WHAT YOU SHOULD DO: Going line by line through the listing, how many lines hold "URGENT"? State nothing but the number.

RECORD EXTRACTS:

■ ■ ■ ■ ■

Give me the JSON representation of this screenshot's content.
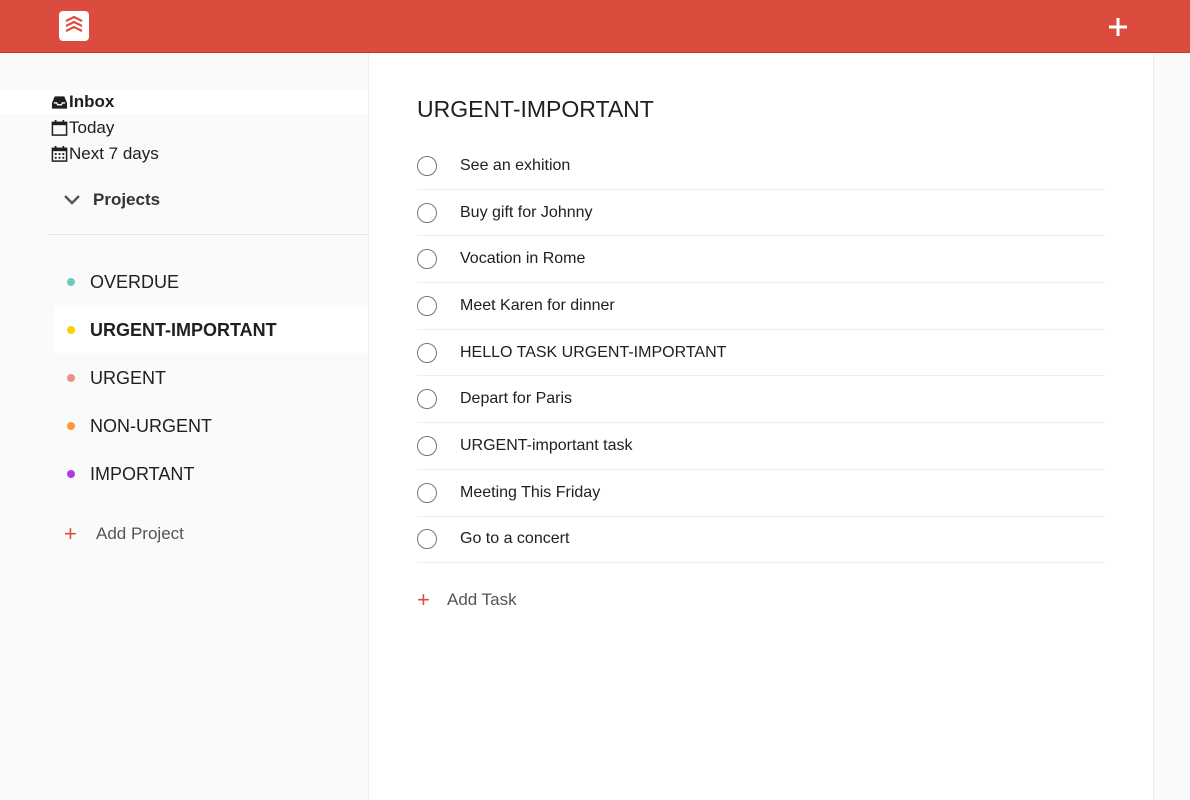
{
  "topbar": {
    "background": "#db4c3f",
    "logo_icon": "todoist-logo-icon",
    "add_icon": "plus-icon"
  },
  "sidebar": {
    "nav": [
      {
        "label": "Inbox",
        "icon": "inbox-icon",
        "active": true
      },
      {
        "label": "Today",
        "icon": "calendar-icon",
        "active": false
      },
      {
        "label": "Next 7 days",
        "icon": "calendar-grid-icon",
        "active": false
      }
    ],
    "projects_label": "Projects",
    "projects": [
      {
        "label": "OVERDUE",
        "color": "#6accbc",
        "active": false
      },
      {
        "label": "URGENT-IMPORTANT",
        "color": "#fad000",
        "active": true
      },
      {
        "label": "URGENT",
        "color": "#f08f8a",
        "active": false
      },
      {
        "label": "NON-URGENT",
        "color": "#ff9933",
        "active": false
      },
      {
        "label": "IMPORTANT",
        "color": "#af38eb",
        "active": false
      }
    ],
    "add_project_symbol": "+",
    "add_project_label": "Add Project"
  },
  "main": {
    "title": "URGENT-IMPORTANT",
    "tasks": [
      "See an exhition",
      "Buy gift for Johnny",
      "Vocation in Rome",
      "Meet Karen for dinner",
      "HELLO TASK URGENT-IMPORTANT",
      "Depart for Paris",
      "URGENT-important task",
      "Meeting This Friday",
      "Go to a concert"
    ],
    "add_task_symbol": "+",
    "add_task_label": "Add Task"
  }
}
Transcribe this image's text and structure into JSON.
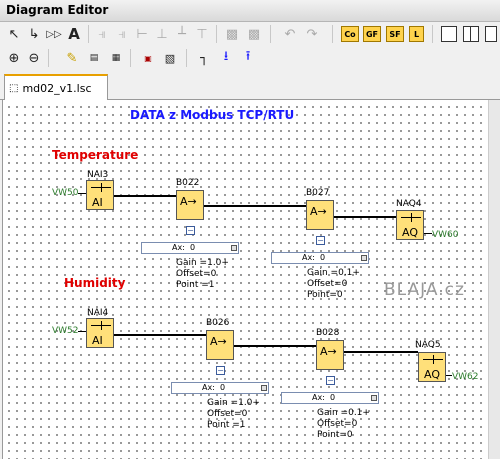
{
  "window": {
    "title": "Diagram Editor"
  },
  "toolbar1": {
    "letter_buttons": [
      "Co",
      "GF",
      "SF",
      "L"
    ],
    "tools": [
      "select-icon",
      "connect-icon",
      "input-output-icon",
      "text-icon"
    ]
  },
  "toolbar2": {
    "tools": [
      "zoom-in-icon",
      "zoom-out-icon",
      "highlight-icon",
      "sim-icon"
    ]
  },
  "tab": {
    "label": "md02_v1.lsc"
  },
  "diagram": {
    "title": "DATA z Modbus TCP/RTU",
    "watermark": "BLAJA.cz",
    "section1": {
      "label": "Temperature",
      "input_var": "VW50",
      "output_var": "VW60",
      "blocks": {
        "nai": {
          "name": "NAI3",
          "symbol": "AI"
        },
        "b1": {
          "name": "B022",
          "symbol": "A→"
        },
        "b2": {
          "name": "B027",
          "symbol": "A→"
        },
        "naq": {
          "name": "NAQ4",
          "symbol": "AQ"
        }
      },
      "param1": {
        "ax": "Ax:",
        "val": "0",
        "gain": "Gain =1.0+",
        "offset": "Offset=0",
        "point": "Point =1"
      },
      "param2": {
        "ax": "Ax:",
        "val": "0",
        "gain": "Gain =0.1+",
        "offset": "Offset=0",
        "point": "Point=0"
      }
    },
    "section2": {
      "label": "Humidity",
      "input_var": "VW52",
      "output_var": "VW62",
      "blocks": {
        "nai": {
          "name": "NAI4",
          "symbol": "AI"
        },
        "b1": {
          "name": "B026",
          "symbol": "A→"
        },
        "b2": {
          "name": "B028",
          "symbol": "A→"
        },
        "naq": {
          "name": "NAQ5",
          "symbol": "AQ"
        }
      },
      "param1": {
        "ax": "Ax:",
        "val": "0",
        "gain": "Gain =1.0+",
        "offset": "Offset=0",
        "point": "Point =1"
      },
      "param2": {
        "ax": "Ax:",
        "val": "0",
        "gain": "Gain =0.1+",
        "offset": "Offset=0",
        "point": "Point=0"
      }
    },
    "colors": {
      "title": "#1a1aff",
      "section_label": "#e00000",
      "var_label": "#2a7a2a",
      "block_fill": "#ffe07a"
    }
  }
}
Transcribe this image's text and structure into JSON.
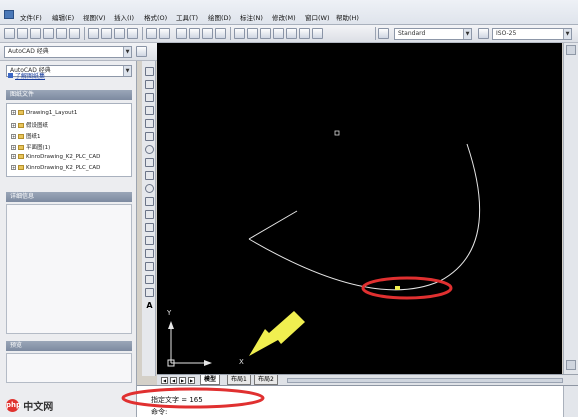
{
  "menubar": {
    "items": [
      "文件(F)",
      "编辑(E)",
      "视图(V)",
      "插入(I)",
      "格式(O)",
      "工具(T)",
      "绘图(D)",
      "标注(N)",
      "修改(M)",
      "窗口(W)",
      "帮助(H)"
    ]
  },
  "toolbar": {
    "text_style": "Standard",
    "dim_style": "ISO-25"
  },
  "left_panel": {
    "tab_label": "AutoCAD 经典",
    "link_text": "了解图纸集",
    "section_files": "图纸文件",
    "files": [
      "Drawing1_Layout1",
      "假设图纸",
      "图纸1",
      "平面图(1)",
      "KinroDrawing_K2_PLC_CAD",
      "KinroDrawing_K2_PLC_CAD"
    ],
    "section_details": "详细信息",
    "section_preview": "预览"
  },
  "layout_tabs": [
    "模型",
    "布局1",
    "布局2"
  ],
  "command": {
    "line1": "指定文字 = 165",
    "line2": "命令:"
  },
  "ucs": {
    "x_label": "X",
    "y_label": "Y"
  },
  "watermark": {
    "logo": "php",
    "text": "中文网"
  },
  "colors": {
    "canvas_bg": "#000000",
    "highlight_red": "#e03030",
    "arrow_yellow": "#f0ef50"
  }
}
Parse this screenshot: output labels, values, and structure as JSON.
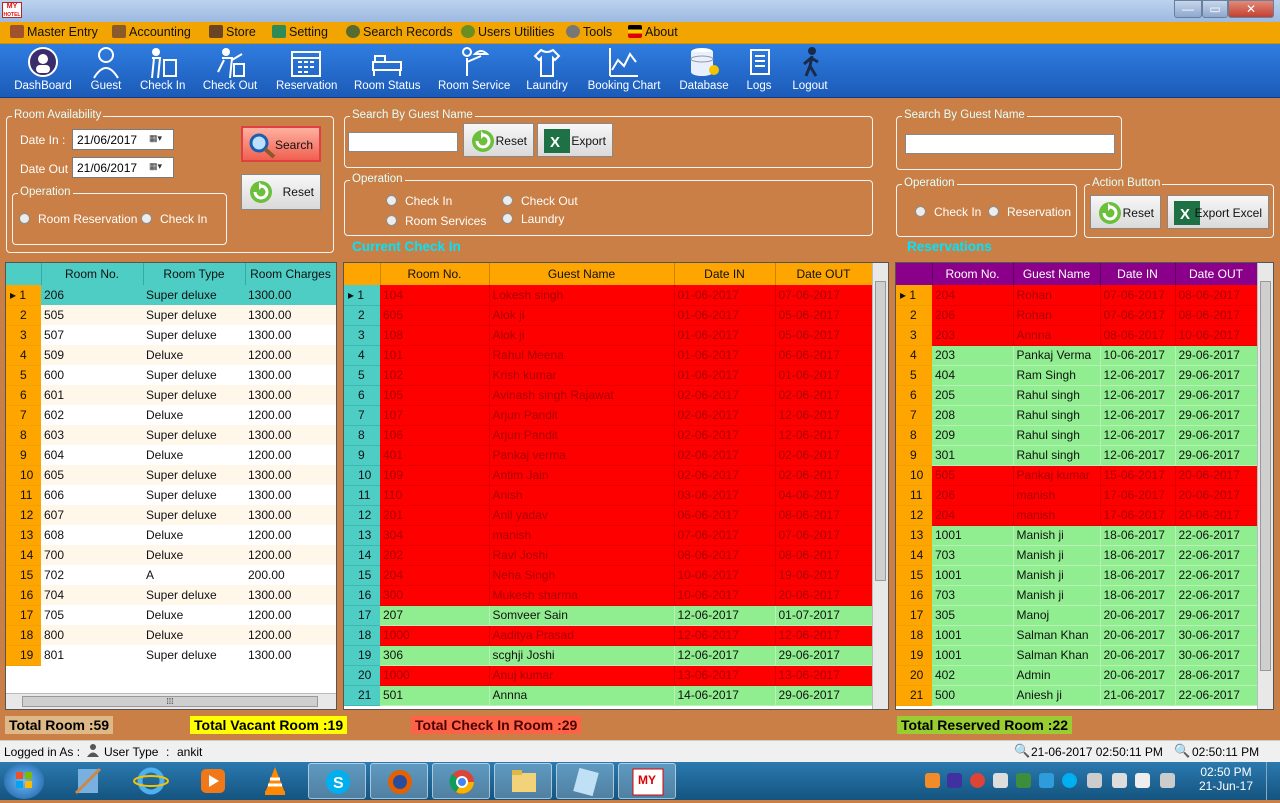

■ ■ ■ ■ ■

SOLUTION TO THE PROBLEM: 6